PROBLEM REQUIREMENTS> Each line of the data below that contains "tags" must be copied.

Excerpts from a dataset:
+ + + + +
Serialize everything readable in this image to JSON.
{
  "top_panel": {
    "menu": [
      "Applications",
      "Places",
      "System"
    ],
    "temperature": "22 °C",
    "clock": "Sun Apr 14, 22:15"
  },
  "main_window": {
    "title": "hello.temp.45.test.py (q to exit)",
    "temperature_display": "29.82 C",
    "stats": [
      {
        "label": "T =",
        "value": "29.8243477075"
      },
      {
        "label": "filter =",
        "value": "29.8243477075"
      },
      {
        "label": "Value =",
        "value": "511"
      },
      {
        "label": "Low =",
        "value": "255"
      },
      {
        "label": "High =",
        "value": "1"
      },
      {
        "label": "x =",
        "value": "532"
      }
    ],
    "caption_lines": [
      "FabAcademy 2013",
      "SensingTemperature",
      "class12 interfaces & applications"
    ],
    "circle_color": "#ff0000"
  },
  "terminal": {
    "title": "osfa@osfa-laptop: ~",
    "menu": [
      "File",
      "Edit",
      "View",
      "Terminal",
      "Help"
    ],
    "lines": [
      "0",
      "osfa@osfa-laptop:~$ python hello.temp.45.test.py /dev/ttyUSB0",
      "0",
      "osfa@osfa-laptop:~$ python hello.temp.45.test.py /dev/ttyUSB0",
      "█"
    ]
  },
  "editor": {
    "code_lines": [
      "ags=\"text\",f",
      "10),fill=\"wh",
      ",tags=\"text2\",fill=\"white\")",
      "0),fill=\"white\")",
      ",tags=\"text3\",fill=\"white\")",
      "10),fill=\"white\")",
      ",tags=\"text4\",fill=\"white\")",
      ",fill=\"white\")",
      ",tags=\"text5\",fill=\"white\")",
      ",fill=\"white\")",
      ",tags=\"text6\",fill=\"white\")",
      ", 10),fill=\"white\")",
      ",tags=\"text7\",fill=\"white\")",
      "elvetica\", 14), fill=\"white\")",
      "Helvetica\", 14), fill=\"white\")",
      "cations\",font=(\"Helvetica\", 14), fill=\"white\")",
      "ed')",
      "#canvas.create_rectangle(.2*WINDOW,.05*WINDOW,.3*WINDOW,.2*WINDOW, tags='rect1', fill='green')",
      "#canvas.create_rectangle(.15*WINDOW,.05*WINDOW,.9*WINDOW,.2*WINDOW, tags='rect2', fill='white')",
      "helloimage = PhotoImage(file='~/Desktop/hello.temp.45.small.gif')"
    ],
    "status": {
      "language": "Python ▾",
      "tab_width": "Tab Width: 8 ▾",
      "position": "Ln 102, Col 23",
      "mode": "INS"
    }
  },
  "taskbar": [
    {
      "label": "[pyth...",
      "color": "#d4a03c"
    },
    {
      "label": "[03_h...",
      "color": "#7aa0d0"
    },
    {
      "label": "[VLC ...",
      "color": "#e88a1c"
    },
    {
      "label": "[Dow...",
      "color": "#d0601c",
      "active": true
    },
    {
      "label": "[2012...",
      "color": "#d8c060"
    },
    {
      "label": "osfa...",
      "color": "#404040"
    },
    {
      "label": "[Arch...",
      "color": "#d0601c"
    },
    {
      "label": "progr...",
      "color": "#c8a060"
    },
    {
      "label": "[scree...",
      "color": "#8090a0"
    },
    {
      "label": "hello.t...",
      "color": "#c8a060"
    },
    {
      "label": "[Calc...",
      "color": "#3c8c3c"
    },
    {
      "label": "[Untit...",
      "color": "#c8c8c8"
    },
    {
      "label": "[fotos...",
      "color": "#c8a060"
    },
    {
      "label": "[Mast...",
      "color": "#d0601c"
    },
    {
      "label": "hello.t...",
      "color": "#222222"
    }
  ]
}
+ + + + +
OUTPUT FOR THIS EXERCISE>
      ",tags=\"text2\",fill=\"white\")",
      ",tags=\"text3\",fill=\"white\")",
      ",tags=\"text4\",fill=\"white\")",
      ",tags=\"text5\",fill=\"white\")",
      ",tags=\"text6\",fill=\"white\")",
      ",tags=\"text7\",fill=\"white\")",
      "#canvas.create_rectangle(.2*WINDOW,.05*WINDOW,.3*WINDOW,.2*WINDOW, tags='rect1', fill='green')",
      "#canvas.create_rectangle(.15*WINDOW,.05*WINDOW,.9*WINDOW,.2*WINDOW, tags='rect2', fill='white')",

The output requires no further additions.